Community Outreach

Outreach activities at the Austin Zen Center have included providing pen pals and meditation instruction to prison and jail inmates; providing nonperishable foods to the Hope Food Pantry, environmental stewardship and services, and offering meditation classes and general information about Zen Buddhism to local schools. We welcome volunteers for the following outreach activities:

Food Pantry

The Austin Zen Center partners with the Trinity United Methodist Church to collect non-perishable food to be distributed to those in need. All are welcome to bring food items to AZC and leave them in the basket in the foyer. When the basket is full we deliver its contents to the Hope Food Pantry.

Hospice Volunteers

Hospice volunteers serve in a variety of roles, including visiting patients, walking pets of patients, bereavement support, and office duties. Participation in a hospice volunteer training program (like Hospice Austin) is a prerequisite for becoming a volunteer. For more information contact Barbara Noblin at btnoblin@gmail.com.

Prison Outreach

In accordance with the Austin Zen Center’s endeavor to relieve suffering through social action based on practices that develop mental resilience and altruism, we help inmates cultivate wholesome changes of mind and behavior that facilitate a more positive experience during incarceration and a successful re-entry into society.

AZC has had members who functioned as volunteer meditation/Buddhism teaches in area prisons and the center has an ongoing interest in supporting this sort of work. We also support inmates through prison pen-pal correspondence. For the right practitioner, teaching in prison can be a wonderful form of practice and service. That said, although many people feel called to serve this community, it is not for everyone. We ask that everyone who considers volunteering to serve in this way has the resources and resiliency required for this work, including having a daily meditation practice, a basic understanding of the Four Noble Truths and the Eightfold Path, and the availability to check in regularly with AZC Leadership or with designated members who have experience in this sort of work.

If you feel that you may be interested in participating as a volunteer or a pen-pal please contact admin@austinzencenter.org.

Prison BuddhaPals

One of the easiest ways to participate in prison outreach is to become a BuddhaPal. This involves corresponding with an inmate who has requested a Buddhist pen-pal. Letters are sent to the Austin Zen Center and picked up at the Center so as to ensure everyone’s safety. There are guidelines for this relationship.

This relationship has often proven to be beneficial both for the inmate and for the BuddhaPal Pen-pal.

Many interested inmates have been practicing for several years, and some have taken the precepts in prison. They are wonderful people who have some problems, much like the rest of us. As prisoners they are very connected to their suffering, which can be a fruitful place of practice.

For those interested in writing to prisoners who are interested in learning more about Zen Buddhist practice, contact Daniel at laknumbchuck@gmail.com.

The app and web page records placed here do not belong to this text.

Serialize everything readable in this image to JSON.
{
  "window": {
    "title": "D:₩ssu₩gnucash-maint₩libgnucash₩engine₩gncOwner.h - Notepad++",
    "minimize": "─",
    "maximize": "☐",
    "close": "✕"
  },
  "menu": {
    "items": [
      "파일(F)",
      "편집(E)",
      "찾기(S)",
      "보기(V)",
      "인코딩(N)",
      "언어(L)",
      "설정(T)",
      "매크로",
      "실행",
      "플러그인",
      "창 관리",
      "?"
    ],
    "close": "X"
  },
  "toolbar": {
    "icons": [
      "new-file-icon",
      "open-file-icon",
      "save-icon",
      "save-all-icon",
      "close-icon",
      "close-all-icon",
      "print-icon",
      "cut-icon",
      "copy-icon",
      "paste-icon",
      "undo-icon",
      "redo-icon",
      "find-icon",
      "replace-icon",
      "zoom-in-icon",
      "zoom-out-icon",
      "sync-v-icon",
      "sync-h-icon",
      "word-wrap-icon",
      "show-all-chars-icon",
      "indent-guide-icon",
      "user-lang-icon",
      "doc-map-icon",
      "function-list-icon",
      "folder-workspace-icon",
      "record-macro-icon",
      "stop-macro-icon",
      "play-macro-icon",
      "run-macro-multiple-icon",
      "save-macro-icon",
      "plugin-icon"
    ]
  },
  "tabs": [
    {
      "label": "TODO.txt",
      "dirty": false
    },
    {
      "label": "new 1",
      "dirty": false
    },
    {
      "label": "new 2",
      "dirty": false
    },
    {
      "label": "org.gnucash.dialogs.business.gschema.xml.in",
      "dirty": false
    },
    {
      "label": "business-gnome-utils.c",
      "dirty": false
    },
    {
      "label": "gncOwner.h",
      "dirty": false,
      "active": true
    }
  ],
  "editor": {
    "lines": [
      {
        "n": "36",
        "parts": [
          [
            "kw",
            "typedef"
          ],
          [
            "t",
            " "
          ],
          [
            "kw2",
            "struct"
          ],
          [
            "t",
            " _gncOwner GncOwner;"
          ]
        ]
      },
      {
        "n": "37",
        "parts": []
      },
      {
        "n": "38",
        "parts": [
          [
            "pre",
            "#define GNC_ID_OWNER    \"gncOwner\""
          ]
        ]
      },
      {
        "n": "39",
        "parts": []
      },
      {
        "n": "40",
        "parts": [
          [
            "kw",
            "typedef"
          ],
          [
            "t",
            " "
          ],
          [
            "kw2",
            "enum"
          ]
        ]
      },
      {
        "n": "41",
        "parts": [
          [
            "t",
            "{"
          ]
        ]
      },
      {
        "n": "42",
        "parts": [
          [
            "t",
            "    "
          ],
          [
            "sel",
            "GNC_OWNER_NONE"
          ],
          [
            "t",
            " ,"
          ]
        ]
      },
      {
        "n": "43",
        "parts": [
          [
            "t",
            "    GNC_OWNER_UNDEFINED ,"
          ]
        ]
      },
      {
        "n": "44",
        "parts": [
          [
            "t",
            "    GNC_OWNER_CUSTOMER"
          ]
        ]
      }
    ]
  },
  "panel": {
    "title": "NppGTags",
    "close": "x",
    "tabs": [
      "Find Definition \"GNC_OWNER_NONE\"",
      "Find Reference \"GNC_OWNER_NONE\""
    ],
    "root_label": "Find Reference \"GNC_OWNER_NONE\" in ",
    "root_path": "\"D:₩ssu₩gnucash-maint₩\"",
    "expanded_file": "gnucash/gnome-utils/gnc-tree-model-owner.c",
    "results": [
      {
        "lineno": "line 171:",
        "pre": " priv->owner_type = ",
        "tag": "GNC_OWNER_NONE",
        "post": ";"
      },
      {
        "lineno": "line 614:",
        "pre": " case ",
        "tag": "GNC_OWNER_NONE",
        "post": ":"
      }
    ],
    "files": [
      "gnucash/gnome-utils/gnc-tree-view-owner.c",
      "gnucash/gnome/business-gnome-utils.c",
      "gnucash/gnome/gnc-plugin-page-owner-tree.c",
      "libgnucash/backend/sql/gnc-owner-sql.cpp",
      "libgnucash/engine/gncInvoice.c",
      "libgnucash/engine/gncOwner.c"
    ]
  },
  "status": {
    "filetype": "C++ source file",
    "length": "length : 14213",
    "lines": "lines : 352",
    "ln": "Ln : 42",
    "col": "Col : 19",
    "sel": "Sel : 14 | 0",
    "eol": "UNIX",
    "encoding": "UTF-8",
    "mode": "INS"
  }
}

Donations of Dharma books for prisoners are also welcome.

Texas Interfaith Power and Light

Texas Interfaith Power and Light (TXIPL) is a nonprofit religious education project that helps congregations of all faiths in Texas take action to reduce global warming and air pollution through energy conservation and renewable energy strategies. TXIPL provides education and training needed to incorporate emissions reduction and renewable energy into day-to-day activities and operations.

Austin Interfaith Environmental Network

The Austin Zen Center has been a member of the Austin Interfaith Environmental Network, whose work is to inspire and assist Austin’s religious communities to lead the effort to care for the earth and to transform ways of life that cause climate change; to provide experiences to allow the community to enjoy, understand, and appreciate creation (e.g. nature hikes, canoeing); and to satisfy environmental needs of the community, especially the underserved. (e.g. creek clean up, gardening).